A Spaniard loves salt like a Swede loves surströmming.
It’s in their blood. They are the masters of curing things, from hams to fish eggs.
Put the two together and you achieve heavenly levels of sustenance symbiosis.
Does it make the ham taste like fish, as my friend John Mariani says, or does the salty sourness of the ham provide a dense counterpoint to the bracing, tiny explosions of seafood salinity that the sturgeon eggs provide?
We think the latter. We also think that nothing goes better with a savory-saline manzanilla sherry than that little nibble shown above.
Unless its a spot of champagne, or a tickle-your-nose albariño. There’s something about the nutty aromas of these fresh, citrus-toned whites from the Rias Baixas (pronounced “ree-ahs bai-chas”) that marries perfectly with this ham and these eggs.

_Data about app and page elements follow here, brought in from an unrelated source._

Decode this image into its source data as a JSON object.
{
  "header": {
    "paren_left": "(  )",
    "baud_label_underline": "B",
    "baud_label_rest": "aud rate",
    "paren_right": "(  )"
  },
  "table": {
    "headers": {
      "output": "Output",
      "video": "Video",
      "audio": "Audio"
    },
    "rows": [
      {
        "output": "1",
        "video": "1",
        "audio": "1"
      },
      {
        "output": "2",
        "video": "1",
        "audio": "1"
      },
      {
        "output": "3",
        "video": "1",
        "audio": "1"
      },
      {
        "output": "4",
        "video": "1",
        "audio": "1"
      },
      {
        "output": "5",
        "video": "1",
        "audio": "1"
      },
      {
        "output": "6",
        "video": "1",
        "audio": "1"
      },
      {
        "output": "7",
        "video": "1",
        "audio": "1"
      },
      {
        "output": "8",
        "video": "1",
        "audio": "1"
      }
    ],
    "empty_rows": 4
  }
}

The ham, of course, was an Jamón ibérico de pata negra de bellota — the world’s greatest ham from the world’s most famous black-footed pig.

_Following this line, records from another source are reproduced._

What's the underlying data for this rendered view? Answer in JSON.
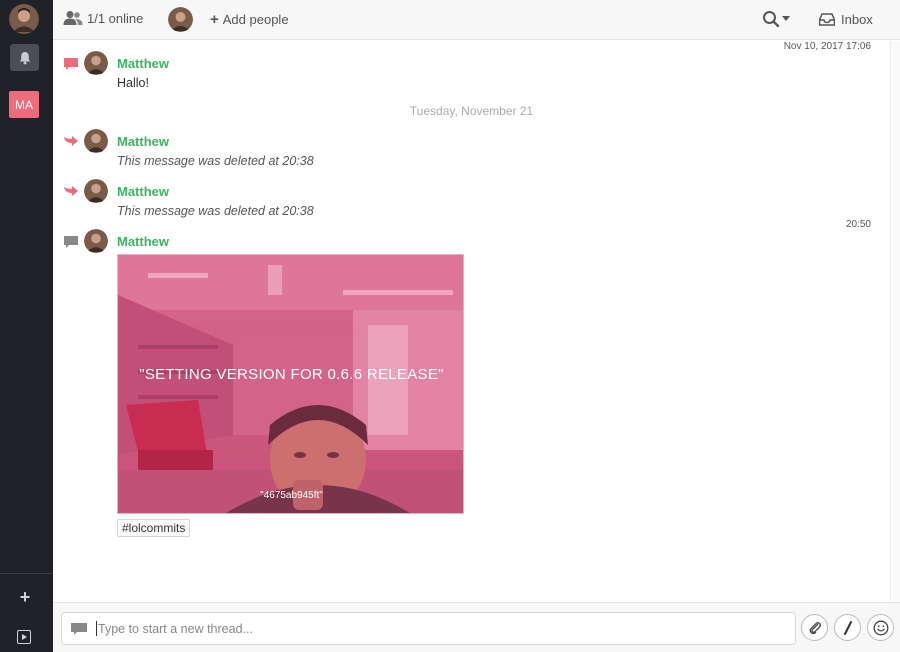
{
  "rail": {
    "workspace_initials": "MA"
  },
  "header": {
    "online_label": "1/1 online",
    "add_people_label": "Add people",
    "inbox_label": "Inbox"
  },
  "timeline": {
    "top_timestamp": "Nov 10, 2017 17:06",
    "date_separator": "Tuesday, November 21",
    "second_timestamp": "20:50",
    "messages": [
      {
        "author": "Matthew",
        "text": "Hallo!"
      },
      {
        "author": "Matthew",
        "text": "This message was deleted at 20:38"
      },
      {
        "author": "Matthew",
        "text": "This message was deleted at 20:38"
      },
      {
        "author": "Matthew",
        "image_caption": "\"SETTING VERSION FOR 0.6.6 RELEASE\"",
        "image_hash": "\"4675ab945ft\"",
        "tag": "#lolcommits"
      }
    ]
  },
  "composer": {
    "placeholder": "Type to start a new thread..."
  },
  "colors": {
    "accent_red": "#ef6a7a",
    "author_green": "#3cb55e",
    "rail_bg": "#1f2226"
  }
}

It is famous for a reason. Because nothing on earth competes with its density, richness and haunting, nut-like flavor.
That caviar was no slouch, either. It being the biggest, briniest, sweetest fish eggs we’ve eaten since Caspian Sea caviar was banned in 2005.
Was it the best mini-bite of food we had all summer? By a country mile.
Do the Spanish know their salt? You bet your lutefisk they do.